Review: In John Jasperse’s ‘Visitation,’ Mortality Seduces

A body under a sheet: That’s how children play at summoning ghosts. It’s also how John Jasperse’s latest dance, “Visitation,” begins.

Unsurprisingly for a work created during a pandemic, “Visitation” has mortality on its mind. The stage at New York University’s Skirball Center for the Performing Arts, where the piece had its premiere this weekend, is backed by a translucent scrim, and in the center of it is a draped opening, a triangular portal to the other side.

Soon, the body under the sheet (Doug LeCours) walks off, replaced by Cynthia Koppe and Tim Bendernagel. Koppe, on the floor, poses languidly, arching off the ground in suggestions of levitation, tilting her head way back. Bendernagel, standing, keeps leaning toward a side wall and not quite touching it with his face.

That’s an apt emblem for the whole dance, which keeps artfully approaching edges, leaning toward but not quite touching camp, kitsch, overwhelming emotion, ecstasy. When LeCours returns, he slowly lifts his shirt to bare his stomach. Is this an exposure of vulnerable flesh or is it a come-on? An image of illness or the illicit? A pose of the afflicted or the blessed? He pulls his hands through his hair, seductively, but also extends them in the air, as if communicating with a higher power.

Between the youthful attractiveness of these articulate dancers (whom Jasperse credits as performing collaborators) and the meticulous compositional finesse of the choreography — replete with symmetries and crossing lines, controlled even when it pushes toward looping leaps and turns — “Visitation” feels as concerned with beauty as it is with death.
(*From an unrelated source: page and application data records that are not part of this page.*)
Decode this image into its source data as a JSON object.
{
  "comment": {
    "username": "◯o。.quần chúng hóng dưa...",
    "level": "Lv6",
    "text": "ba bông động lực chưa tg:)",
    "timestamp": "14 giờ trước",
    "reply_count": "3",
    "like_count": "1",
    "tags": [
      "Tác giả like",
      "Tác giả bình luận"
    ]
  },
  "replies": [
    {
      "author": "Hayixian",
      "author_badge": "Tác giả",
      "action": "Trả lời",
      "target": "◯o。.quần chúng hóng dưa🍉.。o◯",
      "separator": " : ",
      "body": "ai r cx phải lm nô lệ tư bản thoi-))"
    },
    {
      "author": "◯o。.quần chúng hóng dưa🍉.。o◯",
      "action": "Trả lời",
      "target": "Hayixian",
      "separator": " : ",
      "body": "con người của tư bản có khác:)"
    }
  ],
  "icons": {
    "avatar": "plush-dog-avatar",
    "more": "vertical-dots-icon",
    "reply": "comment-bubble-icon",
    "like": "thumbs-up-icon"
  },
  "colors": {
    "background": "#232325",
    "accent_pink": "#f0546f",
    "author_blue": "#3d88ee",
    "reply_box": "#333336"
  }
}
Perhaps with the death of beauty, or, in Wallace Stevens’s phrase, with death as the mother of beauty.

The soundscape, by Hahn Rowe, charges the action with bursts of static, industrial hums, the accelerating bounce of dropped objects, a tinkling between breaking glass and fire. But three times, these poltergeist noises are exchanged for orchestral music by Wagner.

At the center is no less than the prelude to “Tristan und Isolde,” that lushest mixing of sex and death. It accompanies a ghostly duet for LeCours and Bendernagel. At first they barely touch: the back of a hand down a leg, an arm through the gap made by the other’s arm. This builds into a loose, conjoined tumbling that’s strangely disembodied — like a version of contact improvisation in which the goal is not to share weight but to diffuse it. As Wagner swells, they roll on the ground, nearly like lovers in the waves, from here to eternity.

At this point, Stan Pressner’s lighting, generally glowing white, turns purple. In the scene before, Bendernagel and Koppe tie up LeCours with string. He holds the string in his mouth as they circle around him in the manner of maypole dancers or those binding someone to be burned at the stake. After they leave, LeCours tries to move, and his hobbled dancing, growing freer as it loosens his bonds, walks another line, this time between slapstick and transcendence.

And so it goes. To a voice-over that sounds like someone recounting a near-death experience, bodies under sheets return, now with lights: more children’s games or spiritualist’s tricks. Rigging raises a sheet, in front of and behind which the dancers play with shadows, misshapen ones with extra auras and penumbras.

The climax comes with more Wagner, as a reprise of the duet becomes a trio. The perpetual-motion, Möbius-strip quality of their intertwining both matches and resists Wagner’s infinite rise along with all the other associations of those sounds. As a séance, “Visitation” doesn’t exactly summon spirits. It dances on the edge.